The planner further maintains a consistent plan with the latest data available. However, most of the time, things do not go as per expectations. That’s where planner comes in action – it stands ready to continuously alter the plan according to the scenario.
Multi-Rover Execution Architecture
Current iterative repair planning approach enables incremental alterations to the initial state as well as objective and then step-by-step resolve conflicts. After each iteration, its effect will be propagated to conflicts discovered and the plan updated (for example plan repair algorithms invoked).
This technology is used in Planetary Rover Operations, New Millennium Earth Orbiting 1, Citizen Explorer, highly reusable space transpiration, Distributed Rovers, Modified Antarctic Mapping Mission, and more.
2. Volcano Sensorweb
The project uses a network of sensors linked by internet and software to an autonomous satellite observation response capability. It is developed with a modular, flexible architecture to facilitate expansion in sensors, customization of trigger scenarios and responses.
Till date, it has been used to implement a global surveillance project in order to examine volcanos. Moreover, NASA runs sensorweb tests to study cryosphere events, flooding and atmospheric phenomena.
Sensorweb Detection and Response Architecture
Several operational satellites make their data available for free, such as data from the MODIS (Moderate Resolution Imaging Spectrometer) are available in almost real time through Direct Broadcast. These data provide global and regional coverage with impressive sensing capabilities.
However, these equipments do not provide data in high resolution suitable for many science applications. In fact, most of them are high-demand assets and highly constrained.
In Volcano Sensorweb, high coverage and low resolution sensors are used to trigger observations by high resolution devices. Also, there are numerous other rationales for network of sensors into a sensorweb. For instance, automated response could make observation possible via complex devices like imaging radar. Or, they could be used to increase the observation frequency in order to enhance the temporal resolution.
For now, it’s being used to monitor 50 most active volcanos on Earth. In addition, NASA also runs experiments to monitor wildfires, flooding and cryospheric event.
The spacecraft used in the previous NASA missions (before 2000) had no ability to make autonomous decisions by themselves based on the data they collect in space.
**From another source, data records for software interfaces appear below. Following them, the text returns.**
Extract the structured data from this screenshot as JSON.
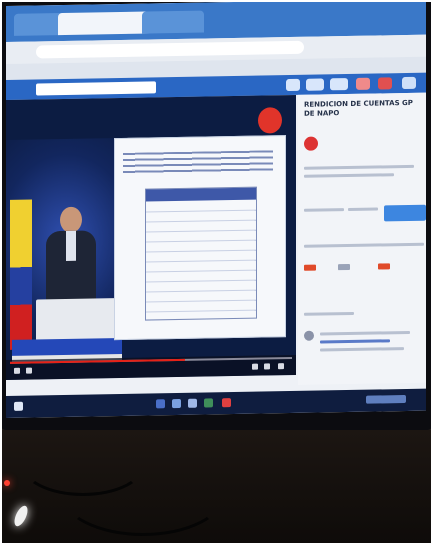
{
  "image": {
    "scene": "photo of a computer monitor showing a browser with a live-streamed video"
  },
  "browser": {
    "tabs": [
      {
        "label": ""
      },
      {
        "label": ""
      },
      {
        "label": ""
      }
    ],
    "url": "",
    "bookmarks_label": ""
  },
  "video_page": {
    "title": "RENDICION DE CUENTAS GP DE NAPO",
    "channel": "",
    "progress_fraction": 0.62
  },
  "colors": {
    "screen_blue": "#2a67c4",
    "video_bg": "#0c1c42",
    "accent_red": "#e1342a"
  }
}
However, ASE (Autonomous Sciencecraft Experiment (ASE) that is being operated onboard on Earth Observing-1 mission since 2003, uses continuous planning, onboard pattern recognition and machine learning to increase efficiency.
The ASE software demonstrates the ability to use onboard decision-making to identify, examine and respond to events and downlink only the data that contains highest value.
This AI technology includes numerous useful modules such as
- Onboard science algorithm to analyze image data to detect trigger conditions
- Robust execution management software to enable event-driven processing and low-level autonomy.
- CASPER software to re-plan crucial activities like downlink.
ASE opens a wide range of new opportunities in Earth science, space physics and planetary science. The technology decreases the downtime lost to anomalies, reduces equipment setup time by using autonomy software, and dramatically increases the science per fixed downlink.
Initially, ASE contains science targets to monitor high level objectives. CASPER is used to generate plan for periodically monitoring targets (using Hyperion instrument). The onboard science algorithms examines the images and the images are downlinked based on its detection. If there is no suitable event, the science software commands the planner to acquire the next highest priority target.
Then, the SCL software implements the plans generated by CASPER in conjunctions with different autonomy elements and this cycle is repeated on subsequent observations.